Following the Leader (Your Child)

Following the Leader (Your Child) by Paul Simeone

Following the Leader (Your Child) by Paul Simeone

In previous articles, I have discussed the critical role of parents and caregivers and how they can encourage speech and language development. In this article, I will explore why following a child's lead is so important.

It is natural and common that, as parents, we think about encouraging communication from an adult perspective—with ideas about the best ways to support our child's growth. Sometimes this includes structured games at a table or picking specific books to read in order to foster target words. However, it is important to keep in mind that growth can be achieved in a variety of ways—and that it is not always necessary for the parent or caregiver to choose the activity. 

The most important thing is for parents and children to have a fun and playful dynamic that will encourage communication. It is often through play that we can capitalize on opportunities to turn motivation into meaningful communication. Sometimes, we can forget that fun can also be purposeful—and who better to remind us of this than our children!

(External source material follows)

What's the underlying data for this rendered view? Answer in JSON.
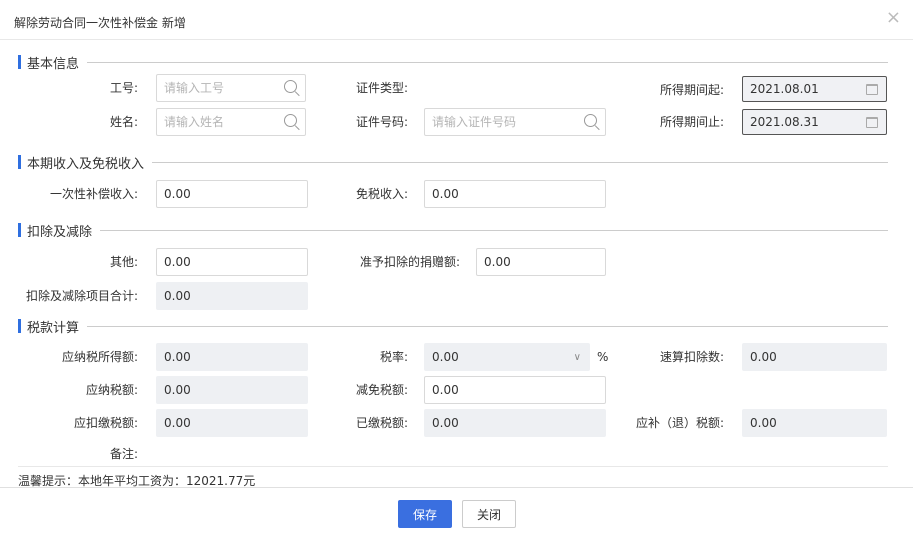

Turning Motivation into Meaningful Communication

All of us can relate to, and most likely agree with, the following statement: We are more likely to communicate with someone when the experience is enjoyable. A child is no different. By following a child’s lead, he or she is more likely to seek out interaction.

When putting this into practice, it is helpful to:

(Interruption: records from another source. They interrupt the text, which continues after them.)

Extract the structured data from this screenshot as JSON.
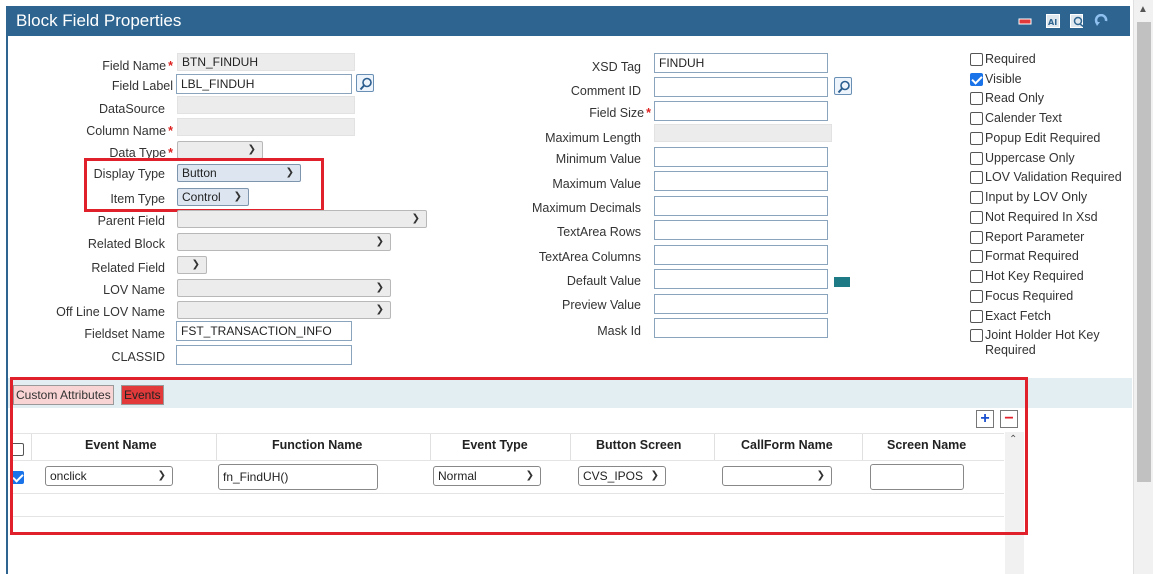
{
  "header": {
    "title": "Block Field Properties"
  },
  "header_icons": [
    "minimize-icon",
    "ai-icon",
    "preview-icon",
    "refresh-icon"
  ],
  "left_form": {
    "field_name": {
      "label": "Field Name",
      "value": "BTN_FINDUH",
      "required": true
    },
    "field_label": {
      "label": "Field Label",
      "value": "LBL_FINDUH"
    },
    "datasource": {
      "label": "DataSource",
      "value": ""
    },
    "column_name": {
      "label": "Column Name",
      "value": "",
      "required": true
    },
    "data_type": {
      "label": "Data Type",
      "value": "",
      "required": true
    },
    "display_type": {
      "label": "Display Type",
      "value": "Button"
    },
    "item_type": {
      "label": "Item Type",
      "value": "Control"
    },
    "parent_field": {
      "label": "Parent Field",
      "value": ""
    },
    "related_block": {
      "label": "Related Block",
      "value": ""
    },
    "related_field": {
      "label": "Related Field",
      "value": ""
    },
    "lov_name": {
      "label": "LOV Name",
      "value": ""
    },
    "offline_lov_name": {
      "label": "Off Line LOV Name",
      "value": ""
    },
    "fieldset_name": {
      "label": "Fieldset Name",
      "value": "FST_TRANSACTION_INFO"
    },
    "classid": {
      "label": "CLASSID",
      "value": ""
    }
  },
  "mid_form": {
    "xsd_tag": {
      "label": "XSD Tag",
      "value": "FINDUH"
    },
    "comment_id": {
      "label": "Comment ID",
      "value": ""
    },
    "field_size": {
      "label": "Field Size",
      "value": "",
      "required": true
    },
    "maximum_length": {
      "label": "Maximum Length",
      "value": ""
    },
    "minimum_value": {
      "label": "Minimum Value",
      "value": ""
    },
    "maximum_value": {
      "label": "Maximum Value",
      "value": ""
    },
    "maximum_decimals": {
      "label": "Maximum Decimals",
      "value": ""
    },
    "textarea_rows": {
      "label": "TextArea Rows",
      "value": ""
    },
    "textarea_columns": {
      "label": "TextArea Columns",
      "value": ""
    },
    "default_value": {
      "label": "Default Value",
      "value": ""
    },
    "preview_value": {
      "label": "Preview Value",
      "value": ""
    },
    "mask_id": {
      "label": "Mask Id",
      "value": ""
    }
  },
  "checkboxes": [
    {
      "label": "Required",
      "checked": false
    },
    {
      "label": "Visible",
      "checked": true
    },
    {
      "label": "Read Only",
      "checked": false
    },
    {
      "label": "Calender Text",
      "checked": false
    },
    {
      "label": "Popup Edit Required",
      "checked": false
    },
    {
      "label": "Uppercase Only",
      "checked": false
    },
    {
      "label": "LOV Validation Required",
      "checked": false
    },
    {
      "label": "Input by LOV Only",
      "checked": false
    },
    {
      "label": "Not Required In Xsd",
      "checked": false
    },
    {
      "label": "Report Parameter",
      "checked": false
    },
    {
      "label": "Format Required",
      "checked": false
    },
    {
      "label": "Hot Key Required",
      "checked": false
    },
    {
      "label": "Focus Required",
      "checked": false
    },
    {
      "label": "Exact Fetch",
      "checked": false
    },
    {
      "label": "Joint Holder Hot Key Required",
      "checked": false
    }
  ],
  "tabs": [
    {
      "label": "Custom Attributes"
    },
    {
      "label": "Events",
      "active": true
    }
  ],
  "events_table": {
    "columns": [
      "Event Name",
      "Function Name",
      "Event Type",
      "Button Screen",
      "CallForm Name",
      "Screen Name"
    ],
    "rows": [
      {
        "checked": true,
        "event_name": "onclick",
        "function_name": "fn_FindUH()",
        "event_type": "Normal",
        "button_screen": "CVS_IPOS",
        "callform_name": "",
        "screen_name": ""
      }
    ]
  },
  "colors": {
    "header": "#2e6590",
    "highlight": "#e0202b",
    "accent_swatch": "#1e7b86"
  }
}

  1. Follow the love: Children communicate about the things they are interested in. By harnessing and embracing experiences that are motivating, we can encourage communication.

  2. Get in the game: Get on your child's level and play! 

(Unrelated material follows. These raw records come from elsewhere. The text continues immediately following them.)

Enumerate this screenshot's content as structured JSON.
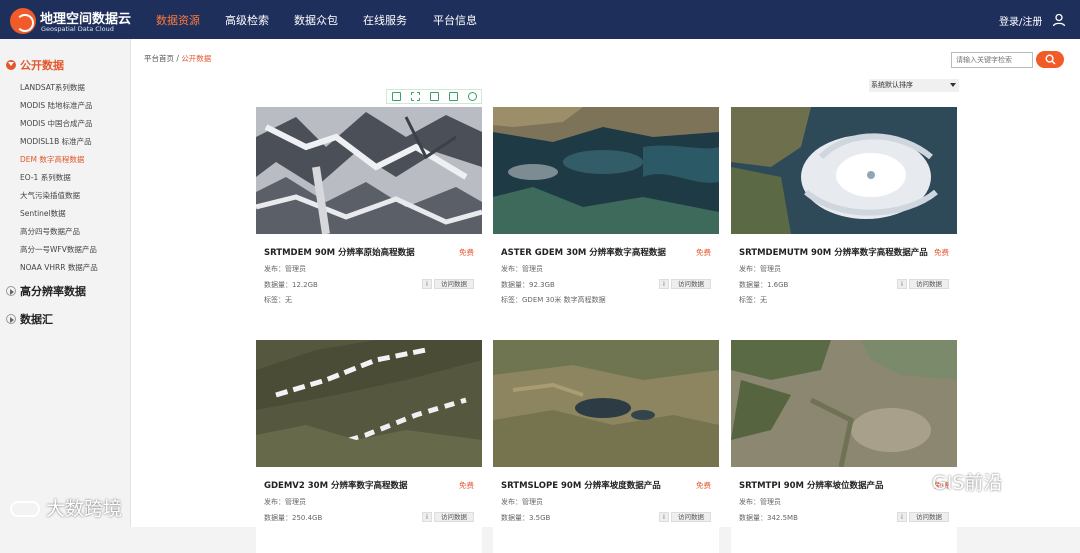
{
  "brand": {
    "name": "地理空间数据云",
    "subtitle": "Geospatial Data Cloud",
    "accent": "#f15a29",
    "nav_bg": "#1f2f5c"
  },
  "nav": [
    {
      "label": "数据资源",
      "active": true
    },
    {
      "label": "高级检索"
    },
    {
      "label": "数据众包"
    },
    {
      "label": "在线服务"
    },
    {
      "label": "平台信息"
    }
  ],
  "header": {
    "login_label": "登录/注册"
  },
  "sidebar": {
    "sections": [
      {
        "label": "公开数据",
        "expanded": true
      },
      {
        "label": "高分辨率数据",
        "expanded": false
      },
      {
        "label": "数据汇",
        "expanded": false
      }
    ],
    "items": [
      {
        "label": "LANDSAT系列数据"
      },
      {
        "label": "MODIS 陆地标准产品"
      },
      {
        "label": "MODIS 中国合成产品"
      },
      {
        "label": "MODISL1B 标准产品"
      },
      {
        "label": "DEM 数字高程数据",
        "active": true
      },
      {
        "label": "EO-1 系列数据"
      },
      {
        "label": "大气污染插值数据"
      },
      {
        "label": "Sentinel数据"
      },
      {
        "label": "高分四号数据产品"
      },
      {
        "label": "高分一号WFV数据产品"
      },
      {
        "label": "NOAA VHRR 数据产品"
      }
    ]
  },
  "breadcrumb": {
    "home": "平台首页",
    "separator": "/",
    "current": "公开数据"
  },
  "search": {
    "placeholder": "请输入关键字检索"
  },
  "sort": {
    "selected": "系统默认排序"
  },
  "cards": [
    {
      "title": "SRTMDEM 90M 分辨率原始高程数据",
      "price": "免费",
      "publisher": "发布：管理员",
      "size": "数据量：12.2GB",
      "tags": "标签：无",
      "info": "i",
      "visit": "访问数据"
    },
    {
      "title": "ASTER GDEM 30M 分辨率数字高程数据",
      "price": "免费",
      "publisher": "发布：管理员",
      "size": "数据量：92.3GB",
      "tags": "标签：GDEM 30米 数字高程数据",
      "info": "i",
      "visit": "访问数据"
    },
    {
      "title": "SRTMDEMUTM 90M 分辨率数字高程数据产品",
      "price": "免费",
      "publisher": "发布：管理员",
      "size": "数据量：1.6GB",
      "tags": "标签：无",
      "info": "i",
      "visit": "访问数据"
    },
    {
      "title": "GDEMV2 30M 分辨率数字高程数据",
      "price": "免费",
      "publisher": "发布：管理员",
      "size": "数据量：250.4GB",
      "info": "i",
      "visit": "访问数据"
    },
    {
      "title": "SRTMSLOPE 90M 分辨率坡度数据产品",
      "price": "免费",
      "publisher": "发布：管理员",
      "size": "数据量：3.5GB",
      "info": "i",
      "visit": "访问数据"
    },
    {
      "title": "SRTMTPI 90M 分辨率坡位数据产品",
      "price": "免费",
      "publisher": "发布：管理员",
      "size": "数据量：342.5MB",
      "info": "i",
      "visit": "访问数据"
    }
  ],
  "watermarks": {
    "left": "大数跨境",
    "right": "GIS前沿"
  }
}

  3. Be flexible: There is no "wrong way." When we are having fun, it is all right to make mistakes. In fact, mistakes can be useful learning opportunities. It is perfectly OK to toss the directions aside and come up with a new, creative way to play a game.

By following the child's lead, there is no distinction between encouraging speech and language growth and play—it's all fun! Please contact me with questions.


Paul Simeone, MA, CCC-SLP, ATP